Aircraft cannot fly through volcanic ash because it can severely damage the engine, erode the fuselage and windscreen and clog the fuel system.

An alert has been issued by the Volcanic Ash Advisory Centre in Wellington and NZ's Civil Aviation Authority is monitoring the situation.

Meteorological manager Peter Lechner said: "Looking at the advisory, they've still got an ash cloud extending from the southeast. From the ocean surface, the plume is up to 30,000 feet [9km] high."

Kiwis stuck in Tonga

Among those stuck in Tonga is Aucklander Andrew Allison.

He and a friend -- both of whom are staying in Nuku'alofa with old schoolmates -- have had two flights cancelled. They were due to come home on an Air NZ flight today.

Mr Allison said that, despite the cancellations, no one was complaining. "Personally, having two flights and potentially having more doesn't bother us. We are both not due back at work until next week. Who would say no to an extended holiday?"

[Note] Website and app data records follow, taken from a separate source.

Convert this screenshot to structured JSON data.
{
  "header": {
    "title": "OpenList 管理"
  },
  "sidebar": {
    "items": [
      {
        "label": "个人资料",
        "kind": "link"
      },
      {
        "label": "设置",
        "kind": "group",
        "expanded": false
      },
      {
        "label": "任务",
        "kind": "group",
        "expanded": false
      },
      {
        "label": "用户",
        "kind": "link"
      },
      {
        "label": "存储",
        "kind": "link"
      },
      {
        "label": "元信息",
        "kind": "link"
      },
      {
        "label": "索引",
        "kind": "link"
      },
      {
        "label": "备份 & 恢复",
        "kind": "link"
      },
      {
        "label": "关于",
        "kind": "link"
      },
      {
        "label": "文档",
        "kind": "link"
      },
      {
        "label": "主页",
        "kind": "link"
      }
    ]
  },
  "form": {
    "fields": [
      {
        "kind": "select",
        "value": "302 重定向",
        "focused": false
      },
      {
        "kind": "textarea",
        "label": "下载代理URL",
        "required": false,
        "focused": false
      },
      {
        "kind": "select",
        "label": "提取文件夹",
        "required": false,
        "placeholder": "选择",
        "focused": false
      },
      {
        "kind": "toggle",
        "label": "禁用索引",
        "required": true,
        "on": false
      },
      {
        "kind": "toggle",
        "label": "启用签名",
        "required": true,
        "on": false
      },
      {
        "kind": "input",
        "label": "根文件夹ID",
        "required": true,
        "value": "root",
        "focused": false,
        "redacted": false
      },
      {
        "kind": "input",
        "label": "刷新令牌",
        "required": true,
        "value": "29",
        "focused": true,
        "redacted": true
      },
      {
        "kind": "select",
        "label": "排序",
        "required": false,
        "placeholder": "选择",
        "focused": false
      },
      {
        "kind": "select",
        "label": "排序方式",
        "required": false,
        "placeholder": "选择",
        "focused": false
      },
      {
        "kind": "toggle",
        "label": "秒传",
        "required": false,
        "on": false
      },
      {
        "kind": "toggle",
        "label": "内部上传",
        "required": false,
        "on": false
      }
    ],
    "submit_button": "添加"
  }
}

However, others have not been so lucky. Michael Keeling and Kristy McGregor of Manawatu have forked out around $3500 for extra flights, accommodation and food because of the eruption.

The couple had been holidaying in the Ha'apai group of islands -- very close to the volcano -- and their domestic flights back to the main island of Tongatapu were canned.

Mr Keeling is contracted to milk 340 cows, but has had to pay staff to do that for the extra time he and Ms McGregor are away.

Ms McGregor, a policy adviser, was due back to work on Monday but has had to reschedule meetings and explain to the boss.

"It's something out of our control and we can only try and enjoy the extended holiday," she said.

The Ministry of Foreign Affairs and Trade and GNS Science are now working together to help, following a request from the Tongan Government for expert assistance.

An Mfat spokesman said technical assistance was being offered in the form of two volcano experts. They would travel to Tonga to assess the volcanic activity and give advice -- when they could get a flight.

Brad Scott, a volcanologist at GNS Science, said volcanic activity had been recorded for several weeks. He believed the volcano might have started beneath the ocean and grown until it reached the surface, essentially creating a new island.

But he said details of the eruption were unclear.

In 2009, a short-lived but powerful volcanic blast in the ocean created more landmass, Mr Scott said.

One of the things scientists want to establish is whether the latest eruption is related.